Antipsychotics in assisted living
Steven Fuller, Ph.D., DO, Chief Medical Officer, Life Affinitas
You've undoubtedly heard the adage: “Strength in numbers.” Now consider the ‘numbers' generated by your ‘resident health data' in your assisted living community. There is mountain of strength in the data these numbers generate that are opportunities to help your AL excel.
The following is an example of the strength and importance of AL resident health numbers:
The authors of the recent GAO report detailing the use of antipsychotics in dementia residents living in nursing homes have recommended that the Department of Health and Human Services expand oversight to the assisted living industry. The latter, however, is hampered in responding to the potential regulation that such a review threatens because of lack of current data in their industry describing the use of these medications. How are they to respond when data that describe the baseline prevalence of these medications as well as other resident health issues are not forthcoming?
To address this concern, ACRA offers our experience with de-identified health data of 3,175 current AL residents living in 90 different ALs. The prevalence of antipsychotic medications among the 2,404 AL residents with dementia is 37%. However, what is striking is that the prevalence among 771 AL residents without dementia is also 37%. This context is important, as it implies that dementia residents are not singled out as a selected class of vulnerable individuals who are prescribed these medicines. It does support the experience and clinical challenge faced every day by workers who care for vulnerable seniors who have problematic behaviors that may be difficult to control and require intervention. To be sure, there is no ‘one-size-fits-all' approach, and multimodality tactics that address troubling behavior are warranted. However, medications, even antipsychotic medications, should not automatically be viewed as “the enemy”, as their appropriate use conveys very real benefits that may outweigh their very real risks.
Another striking finding in our database of 3,175 AL residents is the remarkable variability in the prevalence of antipsychotics among the different ALs. The figure at left shows that the prevalence ranges from 6% of residents to 97% of residents, depending on the AL. Although the Figure includes data combined for dementia and non-dementia residents, the variability for each of these subgroups individually is similar. This emphasizes the importance for each AL to make its own assessment of antipsychotic prevalence in its community, as the priority of quality review projects in the ‘low prevalence ALs' may be more beneficially directed to other areas.

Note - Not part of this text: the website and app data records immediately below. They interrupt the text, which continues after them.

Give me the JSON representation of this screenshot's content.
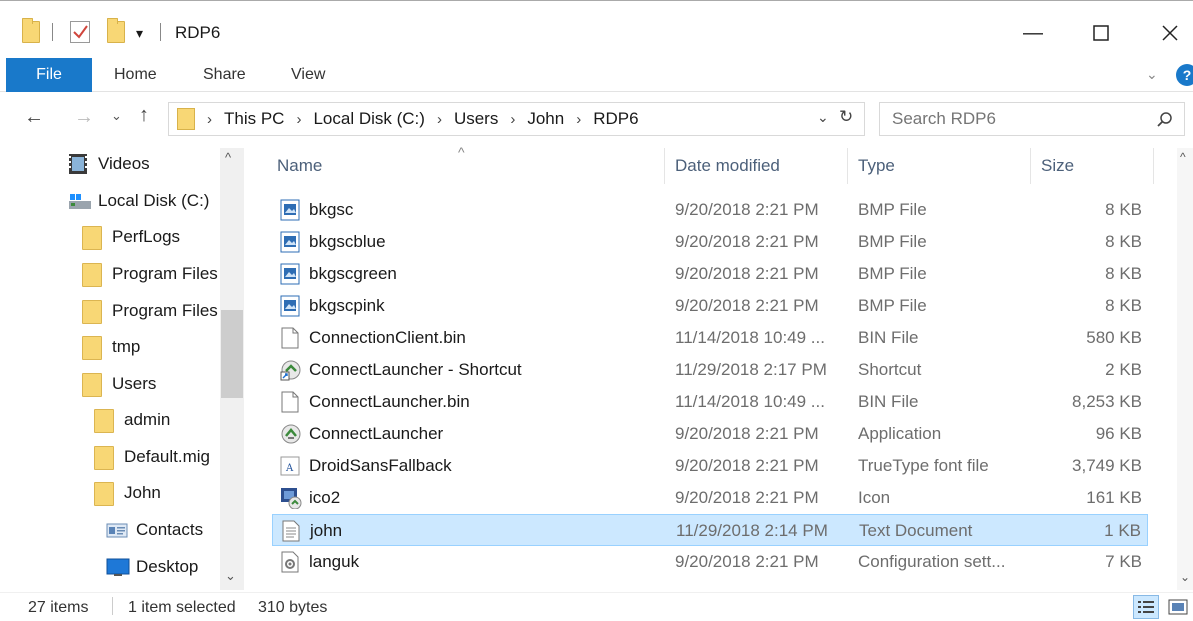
{
  "window": {
    "title": "RDP6",
    "minimize_glyph": "—",
    "maximize_glyph": "☐",
    "close_glyph": "✕"
  },
  "ribbon": {
    "tabs": [
      "File",
      "Home",
      "Share",
      "View"
    ]
  },
  "address": {
    "crumbs": [
      "This PC",
      "Local Disk (C:)",
      "Users",
      "John",
      "RDP6"
    ]
  },
  "search": {
    "placeholder": "Search RDP6"
  },
  "nav_pane": {
    "items": [
      {
        "label": "Videos",
        "icon": "video-icon"
      },
      {
        "label": "Local Disk (C:)",
        "icon": "drive-icon"
      },
      {
        "label": "PerfLogs",
        "icon": "folder-icon"
      },
      {
        "label": "Program Files",
        "icon": "folder-icon"
      },
      {
        "label": "Program Files",
        "icon": "folder-icon"
      },
      {
        "label": "tmp",
        "icon": "folder-icon"
      },
      {
        "label": "Users",
        "icon": "folder-icon"
      },
      {
        "label": "admin",
        "icon": "folder-icon"
      },
      {
        "label": "Default.mig",
        "icon": "folder-icon"
      },
      {
        "label": "John",
        "icon": "folder-icon"
      },
      {
        "label": "Contacts",
        "icon": "contacts-icon"
      },
      {
        "label": "Desktop",
        "icon": "desktop-icon"
      }
    ]
  },
  "columns": [
    "Name",
    "Date modified",
    "Type",
    "Size"
  ],
  "files": [
    {
      "name": "bkgsc",
      "date": "9/20/2018 2:21 PM",
      "type": "BMP File",
      "size": "8 KB",
      "icon": "bmp-icon"
    },
    {
      "name": "bkgscblue",
      "date": "9/20/2018 2:21 PM",
      "type": "BMP File",
      "size": "8 KB",
      "icon": "bmp-icon"
    },
    {
      "name": "bkgscgreen",
      "date": "9/20/2018 2:21 PM",
      "type": "BMP File",
      "size": "8 KB",
      "icon": "bmp-icon"
    },
    {
      "name": "bkgscpink",
      "date": "9/20/2018 2:21 PM",
      "type": "BMP File",
      "size": "8 KB",
      "icon": "bmp-icon"
    },
    {
      "name": "ConnectionClient.bin",
      "date": "11/14/2018 10:49 ...",
      "type": "BIN File",
      "size": "580 KB",
      "icon": "file-icon"
    },
    {
      "name": "ConnectLauncher - Shortcut",
      "date": "11/29/2018 2:17 PM",
      "type": "Shortcut",
      "size": "2 KB",
      "icon": "shortcut-icon"
    },
    {
      "name": "ConnectLauncher.bin",
      "date": "11/14/2018 10:49 ...",
      "type": "BIN File",
      "size": "8,253 KB",
      "icon": "file-icon"
    },
    {
      "name": "ConnectLauncher",
      "date": "9/20/2018 2:21 PM",
      "type": "Application",
      "size": "96 KB",
      "icon": "app-icon"
    },
    {
      "name": "DroidSansFallback",
      "date": "9/20/2018 2:21 PM",
      "type": "TrueType font file",
      "size": "3,749 KB",
      "icon": "font-icon"
    },
    {
      "name": "ico2",
      "date": "9/20/2018 2:21 PM",
      "type": "Icon",
      "size": "161 KB",
      "icon": "ico-icon"
    },
    {
      "name": "john",
      "date": "11/29/2018 2:14 PM",
      "type": "Text Document",
      "size": "1 KB",
      "icon": "text-icon",
      "selected": true
    },
    {
      "name": "languk",
      "date": "9/20/2018 2:21 PM",
      "type": "Configuration sett...",
      "size": "7 KB",
      "icon": "config-icon"
    }
  ],
  "status": {
    "items": "27 items",
    "selected": "1 item selected",
    "bytes": "310 bytes"
  },
  "colors": {
    "accent": "#1979ca",
    "selection": "#cce8ff",
    "folder": "#f8d775"
  }
}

Finally, there is great value in the assisted living industry proactively participating in and supporting resident health research. At the very least, and with the aid of a research consultant, it allows the AL industry to engage in discussions of important resident health issues with data-driven dialogue. It also identifies customized, targeted areas for Quality Improvement Initiatives that will benefit AL communities and their residents.
The message to the AL industry is: you already have “strength in numbers.” Your data is your strength.
Steven Fuller, Ph.D., DO, is the chief medical officer at ACRA (Affinitas Center for Research and Analytics), which uses a unique and proprietary analytic system and research database applied to state-of-the art senior housing health analytics.